less packed with partiers, we’ll be back for more pic and vids.
Artist Joseph Arthur painted outdoors, and perfomers included actors-turned-musicians Minnie Driver and Daryl Hannah, who was way cool and snapped a pic with me. Now, it’s my job to
be unfazed around celebrities, but the only thing that can turn me into a
raving fanboy is anyone or anything to do with Blade Runner. Daryl and I
actually wound up talking for a good while, and I told her that due to the Vangelis
soundtrack as well as its general awesomeness, Blade Runner tends to be in the
top 5 favorite movies of every keyboard player I know. She seemed delighted to
hear this, and returned that it was, in fact, her favorite movie out of all
those in which she has appeared. Fun fact: The backflipping and gymnastics of
her character (the replicant Pris) were not in the original script. Being a
gymnast, she brought that to the role, and Harrison Ford's neck vertebrae haven't been right since.
Sunday April 25
I scheduled my flight back to the Bay area for late
afternoon—5PM—in order to squeeze in one more stop on my way to the airport:
Austin-based Open Labs has opened up a showroom/service center in Los Angeles,
due to so many of their clientele being in the region. It’s in this very cool,
and stealthy, complex of live-work lofts literally in the shadow of the
Universal Studios theme park, and right up the street from go-to area retailer
West L.A. Music.
In return for manning the place, Open Labs expert

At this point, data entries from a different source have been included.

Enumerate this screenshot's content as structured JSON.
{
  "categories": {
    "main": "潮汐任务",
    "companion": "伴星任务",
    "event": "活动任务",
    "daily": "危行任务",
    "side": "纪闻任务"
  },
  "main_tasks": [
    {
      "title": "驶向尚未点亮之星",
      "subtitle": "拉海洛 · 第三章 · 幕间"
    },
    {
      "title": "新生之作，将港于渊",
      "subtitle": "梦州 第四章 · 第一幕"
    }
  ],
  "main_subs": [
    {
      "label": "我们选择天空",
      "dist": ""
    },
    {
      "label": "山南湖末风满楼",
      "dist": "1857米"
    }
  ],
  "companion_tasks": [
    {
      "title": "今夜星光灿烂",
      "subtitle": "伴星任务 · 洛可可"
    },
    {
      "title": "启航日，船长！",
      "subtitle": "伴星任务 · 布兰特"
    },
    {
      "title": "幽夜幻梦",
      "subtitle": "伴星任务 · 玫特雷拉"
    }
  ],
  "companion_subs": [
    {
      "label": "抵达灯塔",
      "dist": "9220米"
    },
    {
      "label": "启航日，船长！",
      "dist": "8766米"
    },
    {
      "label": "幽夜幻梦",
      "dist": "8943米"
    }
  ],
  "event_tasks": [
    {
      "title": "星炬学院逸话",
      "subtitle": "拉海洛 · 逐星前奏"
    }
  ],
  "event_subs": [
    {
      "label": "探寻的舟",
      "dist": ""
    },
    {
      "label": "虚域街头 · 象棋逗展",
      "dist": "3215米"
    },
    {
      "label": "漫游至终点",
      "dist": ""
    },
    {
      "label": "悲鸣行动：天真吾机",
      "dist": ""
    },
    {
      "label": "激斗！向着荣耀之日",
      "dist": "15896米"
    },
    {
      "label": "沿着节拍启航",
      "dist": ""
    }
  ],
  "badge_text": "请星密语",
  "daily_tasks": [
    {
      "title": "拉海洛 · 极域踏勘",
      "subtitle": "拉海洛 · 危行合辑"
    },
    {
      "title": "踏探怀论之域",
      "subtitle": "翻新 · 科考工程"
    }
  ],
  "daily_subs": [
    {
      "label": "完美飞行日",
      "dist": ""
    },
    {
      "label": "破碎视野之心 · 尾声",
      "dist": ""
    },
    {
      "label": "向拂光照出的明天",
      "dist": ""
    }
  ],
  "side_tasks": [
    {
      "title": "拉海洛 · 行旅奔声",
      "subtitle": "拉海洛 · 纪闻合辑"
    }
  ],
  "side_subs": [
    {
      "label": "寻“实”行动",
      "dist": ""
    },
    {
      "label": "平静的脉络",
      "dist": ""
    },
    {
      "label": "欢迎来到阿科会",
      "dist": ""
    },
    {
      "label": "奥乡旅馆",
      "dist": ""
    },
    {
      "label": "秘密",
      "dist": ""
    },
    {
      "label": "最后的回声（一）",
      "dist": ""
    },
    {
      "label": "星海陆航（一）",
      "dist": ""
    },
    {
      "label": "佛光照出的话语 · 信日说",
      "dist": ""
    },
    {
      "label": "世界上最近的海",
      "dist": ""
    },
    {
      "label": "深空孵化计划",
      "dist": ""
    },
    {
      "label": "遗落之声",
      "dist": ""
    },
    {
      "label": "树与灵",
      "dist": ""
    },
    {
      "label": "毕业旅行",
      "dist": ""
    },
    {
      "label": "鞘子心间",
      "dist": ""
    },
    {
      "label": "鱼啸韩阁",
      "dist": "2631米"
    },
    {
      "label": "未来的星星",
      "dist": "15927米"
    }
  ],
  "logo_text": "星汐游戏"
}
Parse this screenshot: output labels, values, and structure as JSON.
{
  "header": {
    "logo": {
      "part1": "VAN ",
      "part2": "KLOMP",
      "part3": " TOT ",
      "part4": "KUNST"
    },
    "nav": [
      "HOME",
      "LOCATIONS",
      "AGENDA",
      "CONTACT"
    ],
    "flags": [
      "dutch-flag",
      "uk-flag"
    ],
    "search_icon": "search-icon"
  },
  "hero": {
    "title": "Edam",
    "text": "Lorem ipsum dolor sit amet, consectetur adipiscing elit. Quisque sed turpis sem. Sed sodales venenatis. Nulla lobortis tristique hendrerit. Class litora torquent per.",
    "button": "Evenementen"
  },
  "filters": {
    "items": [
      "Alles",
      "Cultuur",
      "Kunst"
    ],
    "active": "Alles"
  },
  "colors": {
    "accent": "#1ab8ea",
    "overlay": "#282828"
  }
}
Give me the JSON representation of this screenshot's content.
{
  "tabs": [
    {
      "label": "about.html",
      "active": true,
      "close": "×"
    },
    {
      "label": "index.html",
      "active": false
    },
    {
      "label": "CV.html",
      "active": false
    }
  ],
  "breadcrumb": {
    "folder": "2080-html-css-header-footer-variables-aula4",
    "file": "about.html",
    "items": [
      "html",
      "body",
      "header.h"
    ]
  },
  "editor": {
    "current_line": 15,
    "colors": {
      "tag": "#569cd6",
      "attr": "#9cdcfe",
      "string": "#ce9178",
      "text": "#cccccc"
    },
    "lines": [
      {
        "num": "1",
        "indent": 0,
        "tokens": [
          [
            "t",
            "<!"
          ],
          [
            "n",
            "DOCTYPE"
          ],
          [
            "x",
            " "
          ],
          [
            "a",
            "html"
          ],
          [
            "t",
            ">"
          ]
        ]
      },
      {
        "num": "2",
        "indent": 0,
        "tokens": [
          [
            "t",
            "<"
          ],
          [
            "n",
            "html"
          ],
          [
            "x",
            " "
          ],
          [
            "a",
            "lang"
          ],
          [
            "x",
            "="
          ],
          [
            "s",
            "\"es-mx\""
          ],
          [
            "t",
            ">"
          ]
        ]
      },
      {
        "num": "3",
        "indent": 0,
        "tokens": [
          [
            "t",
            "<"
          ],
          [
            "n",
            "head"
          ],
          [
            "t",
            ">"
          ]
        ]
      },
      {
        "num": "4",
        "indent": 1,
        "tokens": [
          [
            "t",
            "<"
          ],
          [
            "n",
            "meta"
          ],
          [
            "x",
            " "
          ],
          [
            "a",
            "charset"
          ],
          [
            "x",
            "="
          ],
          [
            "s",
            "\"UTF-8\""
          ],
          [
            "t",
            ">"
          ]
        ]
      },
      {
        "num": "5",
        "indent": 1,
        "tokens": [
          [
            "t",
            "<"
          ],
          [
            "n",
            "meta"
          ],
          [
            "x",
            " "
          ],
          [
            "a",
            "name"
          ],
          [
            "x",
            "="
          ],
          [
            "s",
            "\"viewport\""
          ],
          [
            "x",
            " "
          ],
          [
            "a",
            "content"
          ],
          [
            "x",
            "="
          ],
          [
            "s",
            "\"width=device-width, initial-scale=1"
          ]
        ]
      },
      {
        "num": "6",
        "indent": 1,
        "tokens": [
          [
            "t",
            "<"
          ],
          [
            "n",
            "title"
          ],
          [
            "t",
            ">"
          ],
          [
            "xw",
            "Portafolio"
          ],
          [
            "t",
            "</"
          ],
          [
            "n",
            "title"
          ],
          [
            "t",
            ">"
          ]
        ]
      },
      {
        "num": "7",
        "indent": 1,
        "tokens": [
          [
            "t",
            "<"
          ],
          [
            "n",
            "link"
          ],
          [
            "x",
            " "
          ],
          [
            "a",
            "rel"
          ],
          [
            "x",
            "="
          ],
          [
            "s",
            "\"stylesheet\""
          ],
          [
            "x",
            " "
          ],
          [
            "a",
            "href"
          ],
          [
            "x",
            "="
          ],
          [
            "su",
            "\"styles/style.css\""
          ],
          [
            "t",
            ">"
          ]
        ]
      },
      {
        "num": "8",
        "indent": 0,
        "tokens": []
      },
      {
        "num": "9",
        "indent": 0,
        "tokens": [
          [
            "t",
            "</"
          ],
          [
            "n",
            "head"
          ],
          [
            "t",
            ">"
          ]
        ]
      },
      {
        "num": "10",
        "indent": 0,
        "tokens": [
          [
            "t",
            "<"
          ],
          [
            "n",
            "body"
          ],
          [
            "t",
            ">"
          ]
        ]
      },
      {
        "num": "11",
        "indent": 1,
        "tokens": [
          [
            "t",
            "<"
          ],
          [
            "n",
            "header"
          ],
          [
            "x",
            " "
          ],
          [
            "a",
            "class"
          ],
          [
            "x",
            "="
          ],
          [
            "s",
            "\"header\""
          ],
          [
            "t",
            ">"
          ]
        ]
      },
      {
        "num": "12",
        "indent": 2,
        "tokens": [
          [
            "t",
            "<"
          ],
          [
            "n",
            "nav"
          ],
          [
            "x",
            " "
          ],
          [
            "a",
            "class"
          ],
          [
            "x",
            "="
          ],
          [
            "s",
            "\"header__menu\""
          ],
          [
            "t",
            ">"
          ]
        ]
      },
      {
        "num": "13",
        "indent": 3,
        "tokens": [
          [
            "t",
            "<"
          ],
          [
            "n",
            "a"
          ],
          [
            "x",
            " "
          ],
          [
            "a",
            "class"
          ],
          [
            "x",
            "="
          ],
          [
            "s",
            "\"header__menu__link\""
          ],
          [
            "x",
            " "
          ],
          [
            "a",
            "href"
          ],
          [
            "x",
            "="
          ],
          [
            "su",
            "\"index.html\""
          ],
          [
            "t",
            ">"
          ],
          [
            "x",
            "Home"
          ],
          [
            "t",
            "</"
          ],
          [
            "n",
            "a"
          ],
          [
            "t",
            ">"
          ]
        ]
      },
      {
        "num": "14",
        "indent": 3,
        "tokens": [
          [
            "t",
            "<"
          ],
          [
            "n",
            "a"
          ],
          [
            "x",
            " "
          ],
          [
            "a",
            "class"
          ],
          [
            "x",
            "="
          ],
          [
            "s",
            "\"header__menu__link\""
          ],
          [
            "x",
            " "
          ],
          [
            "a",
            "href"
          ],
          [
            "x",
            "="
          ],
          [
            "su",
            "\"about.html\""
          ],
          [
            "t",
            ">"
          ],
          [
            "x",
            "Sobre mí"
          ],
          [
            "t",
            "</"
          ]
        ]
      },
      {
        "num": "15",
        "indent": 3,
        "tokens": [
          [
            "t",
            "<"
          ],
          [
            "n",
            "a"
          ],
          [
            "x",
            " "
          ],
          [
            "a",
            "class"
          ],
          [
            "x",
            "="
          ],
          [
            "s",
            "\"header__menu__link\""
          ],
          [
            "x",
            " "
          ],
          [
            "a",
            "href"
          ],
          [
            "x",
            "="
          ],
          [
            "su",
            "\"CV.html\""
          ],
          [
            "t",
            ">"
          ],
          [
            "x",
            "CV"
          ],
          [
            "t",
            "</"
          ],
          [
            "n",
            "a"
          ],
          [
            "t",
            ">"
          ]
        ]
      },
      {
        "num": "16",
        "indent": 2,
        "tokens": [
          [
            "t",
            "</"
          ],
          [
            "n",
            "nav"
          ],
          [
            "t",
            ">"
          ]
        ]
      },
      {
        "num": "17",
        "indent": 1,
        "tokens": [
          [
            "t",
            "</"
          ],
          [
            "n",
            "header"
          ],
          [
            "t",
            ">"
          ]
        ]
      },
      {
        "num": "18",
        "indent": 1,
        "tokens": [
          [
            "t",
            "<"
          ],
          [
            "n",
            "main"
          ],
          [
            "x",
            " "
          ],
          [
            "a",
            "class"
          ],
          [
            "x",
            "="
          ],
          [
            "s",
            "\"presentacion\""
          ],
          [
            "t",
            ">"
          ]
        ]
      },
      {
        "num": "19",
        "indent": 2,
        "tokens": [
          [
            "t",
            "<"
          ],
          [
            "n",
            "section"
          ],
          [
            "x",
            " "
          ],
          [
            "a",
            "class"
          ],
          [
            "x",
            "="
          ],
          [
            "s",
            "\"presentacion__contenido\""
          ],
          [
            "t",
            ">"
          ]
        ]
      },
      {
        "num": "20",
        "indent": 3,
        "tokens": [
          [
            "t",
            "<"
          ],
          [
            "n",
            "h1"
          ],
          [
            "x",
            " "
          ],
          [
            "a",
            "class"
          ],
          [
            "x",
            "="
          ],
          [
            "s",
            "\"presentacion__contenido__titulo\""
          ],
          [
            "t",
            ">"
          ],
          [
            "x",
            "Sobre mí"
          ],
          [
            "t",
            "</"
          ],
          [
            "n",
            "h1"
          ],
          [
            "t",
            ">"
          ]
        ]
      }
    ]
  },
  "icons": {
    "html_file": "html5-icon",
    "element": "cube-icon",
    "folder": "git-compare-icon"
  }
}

technician, gifted sound designer and composer, and unbelievably lucky bastard
Nick O’Toole gets to live on the top floor of the four-story place, with the
service department at garage level and the middle two floors occupied by various
NeKo, MiKo, and Dbeat workstations and demo areas. CEO and founder Victor Wong
was in town, as was FXpansion sound designer John Emrich. I did a little
playing of BFD Eco running on a SoundSlate, triggered from a Yamaha DTX
electronic drum kit. Yup, I played that Aerosmith beat again.
A very nice surprise was that Bela Canhoto dropped by, who
started out doing P.R. for Native Instruments and now runs her own firm. It’s
great to see someone who came up at the same time as you become such a success.
She also makes potent sugarless lemon drops, of which Victor and I partook—hey,
it was Sunday, and cocktail hour somewhere. . . .
After Victor, Nick, Bela, John, and myself all went to
brunch at the staple 101 CoffeeShop (next time, Victor, I’m gonna stick a fork
in your hand if you reach for the check), we went back to the pad to meet up
with some clients who needed a NeKo ASAP: father-and-son duo Tommy Pryd
(pronounced “pride”) III and IV. At 14, Tom IV is already getting a lot of
recognition for his prowess at classical pipe organ, and threw down a bit on a Gigastudio sample loaded into the NeKo.
Tom III told me that, in spite of having a three-manual Wurlitzer at home,
their preferred virtual pipe organ is Hauptwerk, with Konzerthaus from Vienna
Instruments a close second. In
fact, they were getting the NeKo to run these on.
Whew—what a weekend! Back to pushing the desk … for now.
I’ll leave you with one final travellers’ tip: Unless your business is mainly
in points south of Hollywood and west of the 405 freeway, the secret to a sane
L.A. arrival is to fly into Burbank, not LAX. It’s small, the TSAs are
friendly, the lines are short, and getting downtown or to Hollywood is easier
than from LAX. Besides, the airport is named after Bob Hope. How can you not